Please restate each entry that appears below word for word, without its pictures.

** DATA TO EXAMINE follows **

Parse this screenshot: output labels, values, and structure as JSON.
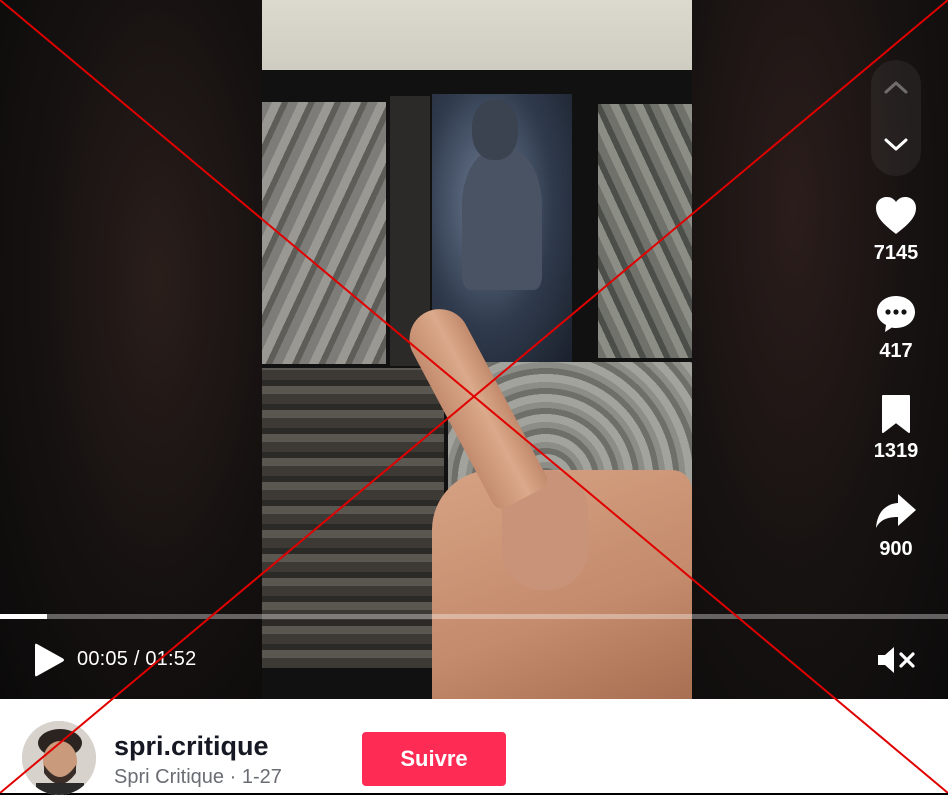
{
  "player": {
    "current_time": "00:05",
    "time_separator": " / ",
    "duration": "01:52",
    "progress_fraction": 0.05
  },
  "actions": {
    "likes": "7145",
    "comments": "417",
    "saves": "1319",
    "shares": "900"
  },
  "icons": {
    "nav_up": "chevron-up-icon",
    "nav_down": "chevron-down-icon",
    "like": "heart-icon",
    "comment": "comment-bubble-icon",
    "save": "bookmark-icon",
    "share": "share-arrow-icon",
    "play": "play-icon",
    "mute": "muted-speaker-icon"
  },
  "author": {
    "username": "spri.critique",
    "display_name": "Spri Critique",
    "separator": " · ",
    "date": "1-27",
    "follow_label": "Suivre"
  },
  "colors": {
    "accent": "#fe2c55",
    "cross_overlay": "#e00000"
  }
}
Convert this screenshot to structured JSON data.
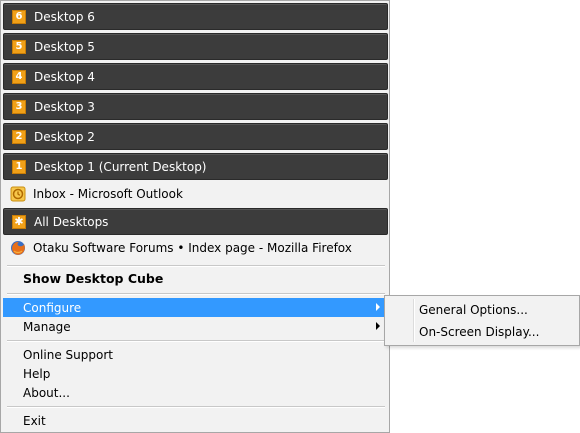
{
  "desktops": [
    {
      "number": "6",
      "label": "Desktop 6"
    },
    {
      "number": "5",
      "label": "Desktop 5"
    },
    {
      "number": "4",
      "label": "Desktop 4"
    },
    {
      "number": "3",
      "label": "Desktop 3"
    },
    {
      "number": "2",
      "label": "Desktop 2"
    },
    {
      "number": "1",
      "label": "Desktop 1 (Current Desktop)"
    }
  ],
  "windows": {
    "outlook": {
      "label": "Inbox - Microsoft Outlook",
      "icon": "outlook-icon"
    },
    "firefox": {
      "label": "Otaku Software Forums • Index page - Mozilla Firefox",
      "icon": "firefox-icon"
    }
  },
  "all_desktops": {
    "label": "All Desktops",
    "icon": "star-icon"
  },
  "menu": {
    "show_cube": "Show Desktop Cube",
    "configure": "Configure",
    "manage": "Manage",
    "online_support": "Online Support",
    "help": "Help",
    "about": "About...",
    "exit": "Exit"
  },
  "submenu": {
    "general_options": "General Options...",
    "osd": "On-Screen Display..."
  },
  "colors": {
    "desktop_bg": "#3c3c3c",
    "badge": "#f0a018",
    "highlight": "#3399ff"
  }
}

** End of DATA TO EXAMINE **

RESULT
Parse this screenshot: output labels, values, and structure as JSON.
{
  "player": {
    "current_time": "00:05",
    "time_separator": " / ",
    "duration": "01:52",
    "progress_fraction": 0.05
  },
  "actions": {
    "likes": "7145",
    "comments": "417",
    "saves": "1319",
    "shares": "900"
  },
  "icons": {
    "nav_up": "chevron-up-icon",
    "nav_down": "chevron-down-icon",
    "like": "heart-icon",
    "comment": "comment-bubble-icon",
    "save": "bookmark-icon",
    "share": "share-arrow-icon",
    "play": "play-icon",
    "mute": "muted-speaker-icon"
  },
  "author": {
    "username": "spri.critique",
    "display_name": "Spri Critique",
    "separator": " · ",
    "date": "1-27",
    "follow_label": "Suivre"
  },
  "colors": {
    "accent": "#fe2c55",
    "cross_overlay": "#e00000"
  }
}
Convert this screenshot to structured JSON data.
{
  "desktops": [
    {
      "number": "6",
      "label": "Desktop 6"
    },
    {
      "number": "5",
      "label": "Desktop 5"
    },
    {
      "number": "4",
      "label": "Desktop 4"
    },
    {
      "number": "3",
      "label": "Desktop 3"
    },
    {
      "number": "2",
      "label": "Desktop 2"
    },
    {
      "number": "1",
      "label": "Desktop 1 (Current Desktop)"
    }
  ],
  "windows": {
    "outlook": {
      "label": "Inbox - Microsoft Outlook",
      "icon": "outlook-icon"
    },
    "firefox": {
      "label": "Otaku Software Forums • Index page - Mozilla Firefox",
      "icon": "firefox-icon"
    }
  },
  "all_desktops": {
    "label": "All Desktops",
    "icon": "star-icon"
  },
  "menu": {
    "show_cube": "Show Desktop Cube",
    "configure": "Configure",
    "manage": "Manage",
    "online_support": "Online Support",
    "help": "Help",
    "about": "About...",
    "exit": "Exit"
  },
  "submenu": {
    "general_options": "General Options...",
    "osd": "On-Screen Display..."
  },
  "colors": {
    "desktop_bg": "#3c3c3c",
    "badge": "#f0a018",
    "highlight": "#3399ff"
  }
}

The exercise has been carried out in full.